This year’s roster included Dino Barbers (Syracuse), Mike MacIntyre (Colorado), Kalani Sitake (Brigham Young), Steve Addazio (Boston College) and Dave Doeren (North Carolina State). The slight jabs from conference rivals were overshadowed by behind-the-scenes glimpses and eloquent analysis. Although difficult at times for the host to go to break because of the discussion, it still remained ESPN’s best broadcast of the night.
Coach’s Film Room brought a unique element for viewers that do not get to see a game closer than the nosebleeds. They also provide more in-depth analysis that a play-by-play or color commentator simply cannot provide.
But can it grow into a primary broadcast? No.
However, most of the games that get the Coach’s Film Room treatment are ones that you usually view socially. The feeling of watching a game with rival fans, with your favorite bar buddies or fantasy sports buddies will not fade. Ultimately the inefficiency of the Coach’s Room is one that is enjoyed by the sports nerd relaxing and watching the game, not while you’re trying to order your next drink.
Former Clemson Quarterback Tahj Boyd and former Alabama Offensive Lineman Barret Jones joined ESPN’s Joe Jessitore and Adam Amin for the Homers Broadcast on ESPN 2. Viewers get a unique look at the two football programs by listening to recent alumni of the two programs.
A cast featuring an eccentric Bill Walton, Michelle Beadle, Marcellus Wiley, Jay Bilas and Rachel Nichols were on ESPN U for the ESPN Voices Broadcast. Aiming towards seeing what it is like to sit down with the personalities and just watch a game with them, got out of hand several times.
ESPN Classics ran Sounds of the Game where the game was being shown, but with no play-by-play or commentary.

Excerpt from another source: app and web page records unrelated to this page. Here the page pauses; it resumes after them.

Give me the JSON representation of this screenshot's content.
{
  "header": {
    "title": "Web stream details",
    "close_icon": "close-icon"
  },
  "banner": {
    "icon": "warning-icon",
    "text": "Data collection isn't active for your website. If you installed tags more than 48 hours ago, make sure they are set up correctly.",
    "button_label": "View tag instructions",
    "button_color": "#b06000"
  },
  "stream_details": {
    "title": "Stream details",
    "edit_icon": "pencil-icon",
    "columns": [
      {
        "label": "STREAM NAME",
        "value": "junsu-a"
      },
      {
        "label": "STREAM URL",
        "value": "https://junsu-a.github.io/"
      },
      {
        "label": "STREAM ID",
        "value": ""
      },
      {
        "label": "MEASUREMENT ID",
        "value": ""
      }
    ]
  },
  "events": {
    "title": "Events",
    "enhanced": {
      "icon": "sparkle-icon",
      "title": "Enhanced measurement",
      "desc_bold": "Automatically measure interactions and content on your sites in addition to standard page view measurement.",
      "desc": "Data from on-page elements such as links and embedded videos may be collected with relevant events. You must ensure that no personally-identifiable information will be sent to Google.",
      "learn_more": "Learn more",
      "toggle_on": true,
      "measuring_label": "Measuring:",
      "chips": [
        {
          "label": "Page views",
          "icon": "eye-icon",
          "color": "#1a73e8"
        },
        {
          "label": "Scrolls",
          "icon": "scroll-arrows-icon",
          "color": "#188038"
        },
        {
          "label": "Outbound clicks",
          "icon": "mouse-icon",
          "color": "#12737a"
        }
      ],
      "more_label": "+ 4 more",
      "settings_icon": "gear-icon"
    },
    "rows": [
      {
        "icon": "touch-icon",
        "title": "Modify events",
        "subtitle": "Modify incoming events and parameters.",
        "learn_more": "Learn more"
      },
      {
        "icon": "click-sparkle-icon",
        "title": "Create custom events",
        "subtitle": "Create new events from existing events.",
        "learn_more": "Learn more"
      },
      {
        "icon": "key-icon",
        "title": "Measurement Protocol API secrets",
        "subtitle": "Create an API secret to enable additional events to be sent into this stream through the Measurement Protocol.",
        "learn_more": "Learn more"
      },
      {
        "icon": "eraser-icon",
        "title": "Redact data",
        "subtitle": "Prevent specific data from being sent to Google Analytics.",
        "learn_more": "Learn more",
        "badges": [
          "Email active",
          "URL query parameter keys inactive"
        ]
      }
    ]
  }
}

Giving a preview of what it’s like being a producer, ESPN’s Goal Line channel ran the Command Center broadcast, featuring split screen shots of different angles that ESPN in the stadium, along with advanced statistics and charts displaying information of the current drive.